Key Words: Strep A, Lymphedema, Cellulitis, Bacteremia, Septicemia, Cutaneous lympatics, immunocompromised, St. Anthony's Fire, Staph aureus, Strep G, Penicillin, Probenecid, Dicloxacillin, Erythromycin, Keflex, Augmentin, Necrosis, Gangrene, Thrombophebitis, Bacterial endocarditis, Soft tissue infections
Erysipelas (also called St. Anthony's Fire)is a superficial bacterial skin infection skin generally caused by (Strep A bacteria or Strep B bacteria. It can spread with alarming rapidity as it invades the cutaneous lymphatics.
While some classify it as a "form of cellulitis," it actually can be differentiated by the clear lines of demarcation of the infection. Symptoms include marked lines of infection, fever, pain, an overall achy feeling and swollen lymph nodes. Most cases involve the legs, and the second largest number of cases involve the face. However a delay in treatment can result in deeper cellulitis or lymphangitis.
Like any type of infection a lymphedema patient experiences, antibiotic treatment needs to start immediately so as to prevent septicemia or bacteremia. As with any infection erysipelas present a serious threat due to the immunocompromised state of the lymphedemous limb and because possible fibrosis handicaps effective antibiotic therapy. Also, in lymphedema patients Staph aureus (not Strep A) has been implicated as the infective bacteria.
While very similar and often confused with actual cellulitis it can be differentiated by the raised borders and advancing edges. The most commonly affected body areas are the legs, followed by the face.

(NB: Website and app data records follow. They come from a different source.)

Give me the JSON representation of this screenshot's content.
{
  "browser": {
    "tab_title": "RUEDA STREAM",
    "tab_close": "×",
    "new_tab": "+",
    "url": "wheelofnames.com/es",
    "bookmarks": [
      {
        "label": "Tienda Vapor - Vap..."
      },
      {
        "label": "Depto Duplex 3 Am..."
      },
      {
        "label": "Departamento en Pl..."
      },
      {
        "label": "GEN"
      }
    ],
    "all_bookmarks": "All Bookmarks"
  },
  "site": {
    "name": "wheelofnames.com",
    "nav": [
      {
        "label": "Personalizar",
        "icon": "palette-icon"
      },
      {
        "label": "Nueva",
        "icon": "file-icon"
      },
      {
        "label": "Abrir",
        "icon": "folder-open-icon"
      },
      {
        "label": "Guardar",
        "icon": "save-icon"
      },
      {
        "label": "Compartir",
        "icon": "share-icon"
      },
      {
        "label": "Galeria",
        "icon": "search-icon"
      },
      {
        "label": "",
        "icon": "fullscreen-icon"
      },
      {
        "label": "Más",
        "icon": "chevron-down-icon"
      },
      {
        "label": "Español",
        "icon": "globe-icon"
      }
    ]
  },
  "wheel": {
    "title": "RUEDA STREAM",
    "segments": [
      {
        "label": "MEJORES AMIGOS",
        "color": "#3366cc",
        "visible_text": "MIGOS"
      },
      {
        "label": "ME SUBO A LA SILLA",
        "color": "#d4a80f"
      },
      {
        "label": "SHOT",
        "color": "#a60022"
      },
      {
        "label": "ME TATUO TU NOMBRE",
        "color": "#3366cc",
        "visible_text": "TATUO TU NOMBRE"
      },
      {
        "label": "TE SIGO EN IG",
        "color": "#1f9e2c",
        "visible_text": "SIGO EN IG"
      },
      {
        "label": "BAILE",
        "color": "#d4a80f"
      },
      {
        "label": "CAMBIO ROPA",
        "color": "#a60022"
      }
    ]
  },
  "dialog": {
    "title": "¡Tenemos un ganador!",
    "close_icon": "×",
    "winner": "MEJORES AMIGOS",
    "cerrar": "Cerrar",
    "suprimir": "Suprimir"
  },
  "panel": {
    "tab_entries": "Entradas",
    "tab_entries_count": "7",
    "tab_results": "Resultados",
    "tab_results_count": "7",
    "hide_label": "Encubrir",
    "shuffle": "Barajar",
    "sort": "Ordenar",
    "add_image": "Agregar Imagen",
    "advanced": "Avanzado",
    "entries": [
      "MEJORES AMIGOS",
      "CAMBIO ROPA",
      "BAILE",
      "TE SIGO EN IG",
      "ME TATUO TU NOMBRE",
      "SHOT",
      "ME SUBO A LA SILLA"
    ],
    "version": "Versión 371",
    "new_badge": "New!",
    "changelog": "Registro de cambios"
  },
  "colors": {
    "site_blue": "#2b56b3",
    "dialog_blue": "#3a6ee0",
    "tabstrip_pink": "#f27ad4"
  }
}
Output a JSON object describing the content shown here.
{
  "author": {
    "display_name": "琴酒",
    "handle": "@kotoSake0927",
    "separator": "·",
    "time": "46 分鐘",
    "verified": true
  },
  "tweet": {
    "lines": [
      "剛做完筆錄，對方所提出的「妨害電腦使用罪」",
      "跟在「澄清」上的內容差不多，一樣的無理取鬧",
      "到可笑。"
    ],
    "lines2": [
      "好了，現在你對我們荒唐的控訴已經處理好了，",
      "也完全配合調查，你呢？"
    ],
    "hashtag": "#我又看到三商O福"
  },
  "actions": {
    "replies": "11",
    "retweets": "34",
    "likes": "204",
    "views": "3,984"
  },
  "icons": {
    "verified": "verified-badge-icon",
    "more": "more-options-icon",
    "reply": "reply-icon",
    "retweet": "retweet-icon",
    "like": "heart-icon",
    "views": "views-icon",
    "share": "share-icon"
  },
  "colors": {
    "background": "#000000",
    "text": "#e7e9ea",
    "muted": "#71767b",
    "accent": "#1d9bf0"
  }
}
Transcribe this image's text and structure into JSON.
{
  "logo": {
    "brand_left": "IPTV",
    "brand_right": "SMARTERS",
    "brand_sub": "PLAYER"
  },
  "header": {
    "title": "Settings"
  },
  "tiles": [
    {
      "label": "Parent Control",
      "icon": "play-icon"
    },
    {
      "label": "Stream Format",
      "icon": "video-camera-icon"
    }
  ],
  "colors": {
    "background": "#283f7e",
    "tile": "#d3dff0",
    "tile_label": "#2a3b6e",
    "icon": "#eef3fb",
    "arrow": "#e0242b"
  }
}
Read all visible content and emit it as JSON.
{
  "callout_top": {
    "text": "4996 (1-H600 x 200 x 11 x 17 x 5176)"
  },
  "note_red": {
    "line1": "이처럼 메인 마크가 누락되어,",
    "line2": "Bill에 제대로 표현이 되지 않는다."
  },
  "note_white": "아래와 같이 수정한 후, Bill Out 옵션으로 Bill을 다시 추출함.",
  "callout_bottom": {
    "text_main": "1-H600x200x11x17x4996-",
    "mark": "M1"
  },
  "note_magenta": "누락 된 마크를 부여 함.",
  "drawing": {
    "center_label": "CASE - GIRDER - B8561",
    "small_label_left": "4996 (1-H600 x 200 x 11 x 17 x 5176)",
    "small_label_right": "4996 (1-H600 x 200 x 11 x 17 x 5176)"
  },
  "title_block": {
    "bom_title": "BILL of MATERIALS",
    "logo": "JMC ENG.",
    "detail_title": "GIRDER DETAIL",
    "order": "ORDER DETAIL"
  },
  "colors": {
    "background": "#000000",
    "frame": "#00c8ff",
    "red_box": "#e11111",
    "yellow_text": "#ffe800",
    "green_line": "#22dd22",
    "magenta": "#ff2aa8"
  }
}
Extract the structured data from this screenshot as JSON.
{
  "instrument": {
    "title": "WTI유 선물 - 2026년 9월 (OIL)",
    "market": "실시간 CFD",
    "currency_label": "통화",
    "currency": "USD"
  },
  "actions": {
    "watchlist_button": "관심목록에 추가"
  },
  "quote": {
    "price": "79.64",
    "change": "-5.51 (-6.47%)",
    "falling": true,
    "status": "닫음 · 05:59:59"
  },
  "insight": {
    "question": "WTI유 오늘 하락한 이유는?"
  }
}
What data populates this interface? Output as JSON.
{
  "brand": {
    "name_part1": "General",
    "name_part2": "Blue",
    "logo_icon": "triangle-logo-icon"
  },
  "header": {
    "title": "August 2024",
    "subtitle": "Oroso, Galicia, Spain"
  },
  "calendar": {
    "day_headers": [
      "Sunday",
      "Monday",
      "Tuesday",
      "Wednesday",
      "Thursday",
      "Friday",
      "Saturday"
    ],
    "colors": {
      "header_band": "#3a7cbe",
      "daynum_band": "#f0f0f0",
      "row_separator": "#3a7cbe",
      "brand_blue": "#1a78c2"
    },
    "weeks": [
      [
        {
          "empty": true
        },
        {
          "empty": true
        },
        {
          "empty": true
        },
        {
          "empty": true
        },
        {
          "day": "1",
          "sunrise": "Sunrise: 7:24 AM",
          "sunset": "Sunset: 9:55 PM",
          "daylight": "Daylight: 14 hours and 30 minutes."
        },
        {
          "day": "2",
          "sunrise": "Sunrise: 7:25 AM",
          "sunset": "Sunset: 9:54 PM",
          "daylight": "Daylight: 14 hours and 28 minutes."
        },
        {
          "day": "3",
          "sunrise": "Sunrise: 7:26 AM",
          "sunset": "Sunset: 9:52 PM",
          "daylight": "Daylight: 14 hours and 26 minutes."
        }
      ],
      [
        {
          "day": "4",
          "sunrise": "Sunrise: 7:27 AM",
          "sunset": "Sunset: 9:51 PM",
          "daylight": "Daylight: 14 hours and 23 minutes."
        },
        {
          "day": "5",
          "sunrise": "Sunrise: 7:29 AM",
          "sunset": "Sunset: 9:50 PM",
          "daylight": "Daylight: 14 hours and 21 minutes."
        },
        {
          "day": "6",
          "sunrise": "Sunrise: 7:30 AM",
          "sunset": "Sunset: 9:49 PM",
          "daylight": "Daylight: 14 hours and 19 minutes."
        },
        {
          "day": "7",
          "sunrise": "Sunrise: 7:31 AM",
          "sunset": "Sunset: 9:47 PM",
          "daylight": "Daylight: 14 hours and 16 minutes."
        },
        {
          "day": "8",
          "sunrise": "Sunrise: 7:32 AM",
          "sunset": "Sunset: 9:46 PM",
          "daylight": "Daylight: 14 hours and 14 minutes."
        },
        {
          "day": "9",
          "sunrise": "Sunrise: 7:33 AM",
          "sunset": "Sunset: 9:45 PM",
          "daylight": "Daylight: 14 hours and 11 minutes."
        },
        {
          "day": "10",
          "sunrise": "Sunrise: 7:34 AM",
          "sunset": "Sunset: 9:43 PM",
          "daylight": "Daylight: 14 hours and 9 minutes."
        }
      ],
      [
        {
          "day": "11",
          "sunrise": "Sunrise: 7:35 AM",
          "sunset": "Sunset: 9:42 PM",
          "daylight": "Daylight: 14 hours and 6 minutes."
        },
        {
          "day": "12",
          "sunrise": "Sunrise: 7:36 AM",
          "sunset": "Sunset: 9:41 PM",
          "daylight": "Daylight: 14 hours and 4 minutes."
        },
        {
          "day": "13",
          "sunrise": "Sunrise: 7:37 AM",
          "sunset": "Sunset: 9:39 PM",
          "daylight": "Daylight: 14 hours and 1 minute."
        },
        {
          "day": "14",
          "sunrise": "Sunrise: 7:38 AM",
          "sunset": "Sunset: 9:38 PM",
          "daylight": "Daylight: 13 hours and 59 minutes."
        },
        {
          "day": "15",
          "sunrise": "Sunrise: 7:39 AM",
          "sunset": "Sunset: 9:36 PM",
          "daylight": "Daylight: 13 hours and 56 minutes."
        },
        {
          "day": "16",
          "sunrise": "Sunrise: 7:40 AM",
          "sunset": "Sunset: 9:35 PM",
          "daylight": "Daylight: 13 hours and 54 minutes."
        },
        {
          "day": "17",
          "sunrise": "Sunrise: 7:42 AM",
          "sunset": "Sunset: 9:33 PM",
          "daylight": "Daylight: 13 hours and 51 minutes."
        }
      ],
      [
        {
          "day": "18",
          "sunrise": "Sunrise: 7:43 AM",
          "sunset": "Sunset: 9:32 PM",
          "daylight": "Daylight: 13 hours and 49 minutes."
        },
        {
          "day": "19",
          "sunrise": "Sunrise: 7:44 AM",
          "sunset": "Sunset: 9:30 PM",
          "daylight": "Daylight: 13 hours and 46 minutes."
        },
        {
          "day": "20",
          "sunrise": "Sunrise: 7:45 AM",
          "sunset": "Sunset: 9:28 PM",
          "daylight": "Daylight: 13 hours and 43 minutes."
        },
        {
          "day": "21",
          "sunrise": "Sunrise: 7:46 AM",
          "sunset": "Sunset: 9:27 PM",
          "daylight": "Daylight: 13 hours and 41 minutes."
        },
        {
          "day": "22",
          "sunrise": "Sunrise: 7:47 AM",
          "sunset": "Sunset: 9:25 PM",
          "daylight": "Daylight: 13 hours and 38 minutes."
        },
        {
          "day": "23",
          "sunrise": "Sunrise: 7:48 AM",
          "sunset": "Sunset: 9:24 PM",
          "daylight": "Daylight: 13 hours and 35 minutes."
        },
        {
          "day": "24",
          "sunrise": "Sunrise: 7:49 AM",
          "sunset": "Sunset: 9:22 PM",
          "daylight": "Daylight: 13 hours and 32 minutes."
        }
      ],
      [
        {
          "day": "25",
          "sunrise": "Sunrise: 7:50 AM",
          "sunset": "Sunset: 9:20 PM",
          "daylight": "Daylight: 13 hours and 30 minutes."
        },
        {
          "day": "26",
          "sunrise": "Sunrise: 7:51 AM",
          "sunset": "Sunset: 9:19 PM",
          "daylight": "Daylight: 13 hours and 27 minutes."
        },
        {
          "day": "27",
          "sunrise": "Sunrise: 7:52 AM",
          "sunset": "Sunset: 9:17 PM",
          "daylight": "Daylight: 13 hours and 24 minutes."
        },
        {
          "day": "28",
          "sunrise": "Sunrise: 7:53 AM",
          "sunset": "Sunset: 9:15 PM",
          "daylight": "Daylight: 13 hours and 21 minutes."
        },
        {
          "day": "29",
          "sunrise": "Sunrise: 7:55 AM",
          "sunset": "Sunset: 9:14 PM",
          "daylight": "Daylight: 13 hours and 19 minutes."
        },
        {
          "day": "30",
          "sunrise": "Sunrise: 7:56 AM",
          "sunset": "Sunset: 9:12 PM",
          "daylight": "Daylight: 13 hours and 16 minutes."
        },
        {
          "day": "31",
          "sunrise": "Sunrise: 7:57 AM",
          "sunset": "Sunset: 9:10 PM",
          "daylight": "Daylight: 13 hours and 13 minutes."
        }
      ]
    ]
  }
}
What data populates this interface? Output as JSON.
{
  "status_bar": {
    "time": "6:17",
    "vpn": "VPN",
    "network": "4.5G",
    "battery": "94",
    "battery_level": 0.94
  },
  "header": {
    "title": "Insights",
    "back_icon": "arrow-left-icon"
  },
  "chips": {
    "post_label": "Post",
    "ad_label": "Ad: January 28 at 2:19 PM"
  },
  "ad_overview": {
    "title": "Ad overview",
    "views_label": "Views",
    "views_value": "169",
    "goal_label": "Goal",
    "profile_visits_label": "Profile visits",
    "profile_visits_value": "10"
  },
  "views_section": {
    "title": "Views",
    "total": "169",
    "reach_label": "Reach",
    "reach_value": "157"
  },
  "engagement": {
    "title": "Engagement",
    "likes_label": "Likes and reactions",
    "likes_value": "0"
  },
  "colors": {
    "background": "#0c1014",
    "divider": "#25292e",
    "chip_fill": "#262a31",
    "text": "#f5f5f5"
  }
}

There are a number of factors that might predispose one to erysipelas. The primary cause of course is a break, cut or entry foci in the skin and subsequent infection usually by a Strep A bacterium. Susceptibility factors include edema, lymphedema, venous insufficiency, venous stasis, dermatosis, diabetes, HIV infection, and other immunocompromising medical conditions.
Transmission factors include port of entry through nasal cavity, insect bites, cut, incisions.
The infection may start out as a inconspicuous small red patch and spread rapidly to a painful fiery red plaque. The infection area will be warm or hot and quite tender. Over-all body symptoms might include feeling unusually drained of energy, achiness, chills, fever and malaise. There may also be blisters on the infected area and possible red streaking.
Treatment generally will involve the administration of an oral antibiotic. The infection responds well to penicillin based antibiotic. In addition Probenecid may be used as it increase the effectiveness of penicillins. For more resistant infections dicloxacillin may be used. Other antibiotics may include Nafcillin, Erythromycin, Keflex and Augmentin.
Depending upon the severity and spread IV antibiotic therapy may also be used for lymphedema patients. Also, limiting one's activity with limb elevation is standard protcol.
Blood cultures and/or wound cultures may be needed to determine the exact bacteria involved.
Complications may include bacteremia or septicemia, abscess, tissue necrosis (gangrene)in the most severe cases, thrombophlebitis, bacterial endorcarditis.
Prompt diagnosis and treatment will bring favorable results and in all but a very few patients recovery will be complete and without complications. At risk groups, including those with lymphedema may experience recurrent episodes.